Retype the records exactly, with nothing added or dropped.
※ ※ ※
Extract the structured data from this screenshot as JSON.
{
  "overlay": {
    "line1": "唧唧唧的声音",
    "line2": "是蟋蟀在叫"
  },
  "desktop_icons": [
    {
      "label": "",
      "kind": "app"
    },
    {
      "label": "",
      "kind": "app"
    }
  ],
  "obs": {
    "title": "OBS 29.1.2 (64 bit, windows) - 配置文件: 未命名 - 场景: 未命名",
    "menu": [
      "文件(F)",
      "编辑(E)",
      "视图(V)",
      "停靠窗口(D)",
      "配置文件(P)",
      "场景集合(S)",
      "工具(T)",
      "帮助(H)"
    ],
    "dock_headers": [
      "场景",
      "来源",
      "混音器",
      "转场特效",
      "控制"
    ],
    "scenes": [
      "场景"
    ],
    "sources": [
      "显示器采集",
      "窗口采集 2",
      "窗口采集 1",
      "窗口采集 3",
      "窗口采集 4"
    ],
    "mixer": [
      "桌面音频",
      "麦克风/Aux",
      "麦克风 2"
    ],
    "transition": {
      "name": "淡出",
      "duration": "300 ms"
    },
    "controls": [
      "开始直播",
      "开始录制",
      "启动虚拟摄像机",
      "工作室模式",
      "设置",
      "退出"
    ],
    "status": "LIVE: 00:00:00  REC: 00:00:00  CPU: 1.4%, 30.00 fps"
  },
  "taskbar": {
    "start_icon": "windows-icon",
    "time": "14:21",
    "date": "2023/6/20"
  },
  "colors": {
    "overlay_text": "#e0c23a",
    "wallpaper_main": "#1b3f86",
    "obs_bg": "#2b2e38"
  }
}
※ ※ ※
§ **Result**:
Extract the structured data from this screenshot as JSON.
{
  "overlay": {
    "line1": "唧唧唧的声音",
    "line2": "是蟋蟀在叫"
  },
  "desktop_icons": [
    {
      "label": "",
      "kind": "app"
    },
    {
      "label": "",
      "kind": "app"
    }
  ],
  "obs": {
    "title": "OBS 29.1.2 (64 bit, windows) - 配置文件: 未命名 - 场景: 未命名",
    "menu": [
      "文件(F)",
      "编辑(E)",
      "视图(V)",
      "停靠窗口(D)",
      "配置文件(P)",
      "场景集合(S)",
      "工具(T)",
      "帮助(H)"
    ],
    "dock_headers": [
      "场景",
      "来源",
      "混音器",
      "转场特效",
      "控制"
    ],
    "scenes": [
      "场景"
    ],
    "sources": [
      "显示器采集",
      "窗口采集 2",
      "窗口采集 1",
      "窗口采集 3",
      "窗口采集 4"
    ],
    "mixer": [
      "桌面音频",
      "麦克风/Aux",
      "麦克风 2"
    ],
    "transition": {
      "name": "淡出",
      "duration": "300 ms"
    },
    "controls": [
      "开始直播",
      "开始录制",
      "启动虚拟摄像机",
      "工作室模式",
      "设置",
      "退出"
    ],
    "status": "LIVE: 00:00:00  REC: 00:00:00  CPU: 1.4%, 30.00 fps"
  },
  "taskbar": {
    "start_icon": "windows-icon",
    "time": "14:21",
    "date": "2023/6/20"
  },
  "colors": {
    "overlay_text": "#e0c23a",
    "wallpaper_main": "#1b3f86",
    "obs_bg": "#2b2e38"
  }
}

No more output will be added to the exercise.